Middle East peace envoy says U.S. president close to deciding whether to recognize Jerusalem as capital of Israel
U.S. President Donald Trump is close to a decision on whether to recognize Jerusalem as Israel’s capital, his son-in-law and Middle East peace envoy Jared Kushner said on Sunday.
Palestinian leaders are lobbying desperately against such a move, which the Arab League chief Ahmed Abul Gheit said would boost fanaticism and violence while sinking hopes for peace. But Kushner, the 36-year-old head of a small and tight-knit White House negotiating team, made a rare public appearance to put an optimistic face on his efforts.
“The president’s going to make his decision,” Kushner told the Saban Forum, choosing not to deny reports Trump will declare Jerusalem Israel’s capital on Wednesday. “He’s still looking at a lot of different facts and when he makes his decision he’ll be the one who wants to tell you.

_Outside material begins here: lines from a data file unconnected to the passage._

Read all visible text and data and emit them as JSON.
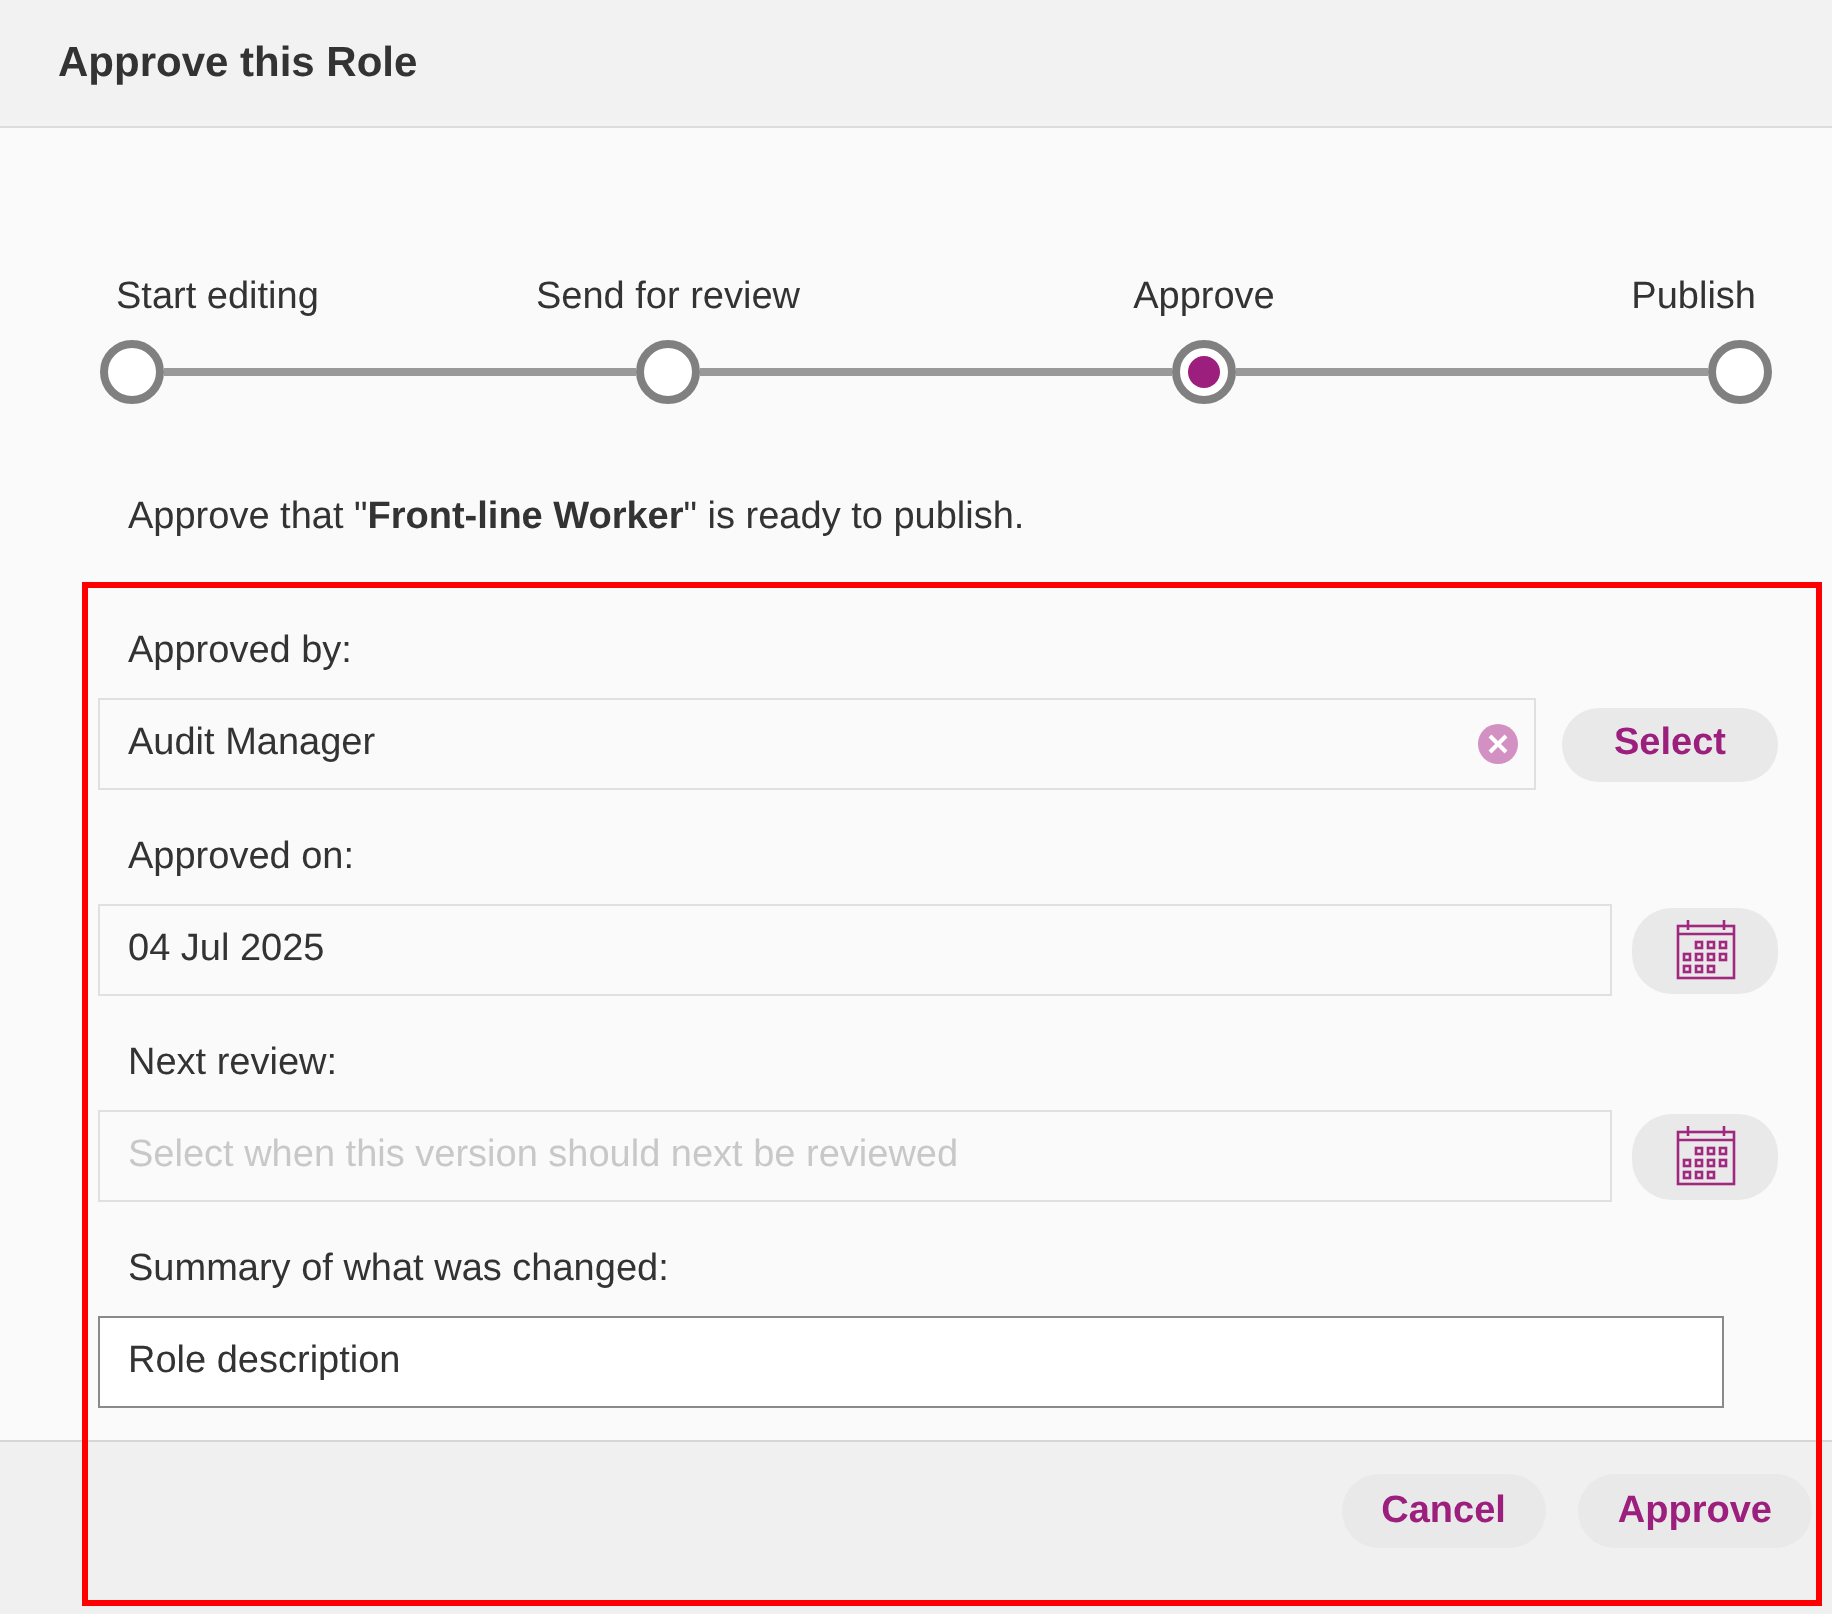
{
  "window": {
    "title": "Approve this Role"
  },
  "steps": [
    {
      "label": "Start editing",
      "selected": false
    },
    {
      "label": "Send for review",
      "selected": false
    },
    {
      "label": "Approve",
      "selected": true
    },
    {
      "label": "Publish",
      "selected": false
    }
  ],
  "description": "Approve that \"**Front-line Worker**\" is ready to publish.",
  "fields": [
    {
      "kind": "picker",
      "label": "Approved by:",
      "value": "Audit Manager",
      "action": "Select"
    },
    {
      "kind": "date",
      "label": "Approved on:",
      "value": "04 Jul 2025"
    },
    {
      "kind": "date",
      "label": "Next review:",
      "placeholder": "Select when this version should next be reviewed"
    },
    {
      "kind": "text",
      "label": "Summary of what was changed:",
      "value": "Role description"
    }
  ],
  "buttons": [
    "Cancel",
    "Approve"
  ]
}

So he’ll make sure he does that at the right time.”
On Monday, Trump must decide whether to sign a legal waiver that would delay plans to move the U.S. embassy from Tel Aviv to Jerusalem for another six months. Every U.S. president has done this since 1995, judging the time not ripe for such a move, and Trump is expected to begrudgingly do so for a second time this week. But, according to diplomats and observers, he is also now expected to announce in a speech on Wednesday that he supports Israel’s claim on Jerusalem as its capital.
Arab League leader Abul Gheit meanwhile said his organization was closely following the issue and is in contact with the Palestinian authorities and Arab states to coordinate the Arab position if Trump takes the step. “It is unfortunate that some are insisting on carrying out this step without any regard to the dangers it carries to the stability of the Middle East and the whole world,” he told reporters in Cairo on Sunday. “Nothing justifies this act… it will not serve peace or stability, instead it will nourish fanaticism and violence,” said Abul Gheit.
Palestinians have been lobbying regional leaders to oppose the decision and the armed Islamist movement Hamas has threatened to launch a new “intifada.”
Palestinian president Mahmud Abbas spoke to Hamas leader Ismail Haniya late Sunday, a Hamas statement said, with the two sides agreeing their opposition to any shift in U.S. policy. The rare call between the two comes as attempts at implementing a reconciliation deal have faltered in recent days.
But Kushner, addressing a sympathetic audience at an annual meeting of Israeli and U.S. policymakers hosted by businessman Haim Saban, sees grounds for optimism. The real estate developer turned presidential adviser is working closely with Israeli officials and has developed ties with the young Saudi and Emirati monarchs. He sees an opportunity for peace if the Sunni Arab countries of the region align themselves with Israel in opposition to the threat of Iran.
Israel’s Prime Minister Benjamin Netanyahu shares this hope, although he dares hope an accommodation with Arab countries could precede any Palestinian deal.
Kushner, in common with U.S. official thinking under previous administrations, sees an Israeli-Palestinian settlement as coming before any great re-alignment. “You’ve got to focus on solving the big issue,” he told a friendly but frankly skeptical Saban, and an audience of dignitaries and policy experts. “The regional dynamic plays a big role in what we think the opportunities are because… a lot of these countries look and say they all want the same thing. And they look at the regional threats and I think that they see Israel, who is traditionally their foe, is a much more natural ally to them than it was 20 years ago,” Kushner added. “You’ve a lot of people who want to put this together, but you have to overcome this issue of the Israeli-Palestinian conflict in order for that to happen.”
Kushner was speaking just two days after Trump’s ex-national security adviser Michael Flynn pleaded guilty to lying to the FBI about his communications with Russia’s ambassador during the presidential transition. Kushner reportedly directed him to speak with Moscow’s envoy to sway a United Nations Security Council vote on a resolution condemning Israeli settlements shortly before Trump took office.
Newsweek reported that Kushner had failed to disclose to the Office of Government Ethics his role as co-director of a foundation that funded an illegal Israeli settlement.
Earlier, Netanyahu also addressed the forum by video link from Israel, and also spoke of the opportunity for reconciliation in the region. But his focus was firmly on the threat of Iran, which he again compared to Nazi Germany in its alleged determination to “murder Jews.”
His address barely touched on the Palestinian issue, but did speak of regional peace, under a longer timeframe than the one Kushner has in mind. “And that’s just one reason why I’m so hopeful about the future. Today Israel is more welcomed by the nations of the world than ever before,” Netanyahu said. “When I look forward 50 and 100 years, I believe Israel will be embraced openly by its Arab neighbors rather than in secret in the way it’s done today.”
Saeb Erekat, secretary general of the Palestine Liberation Organization, was less optimistic, warning a change in the U.S. stance on Jerusalem would spell disaster. In a statement, he warned the United States would “be disqualifying itself to play any role in any initiative towards achieving a just and lasting peace.”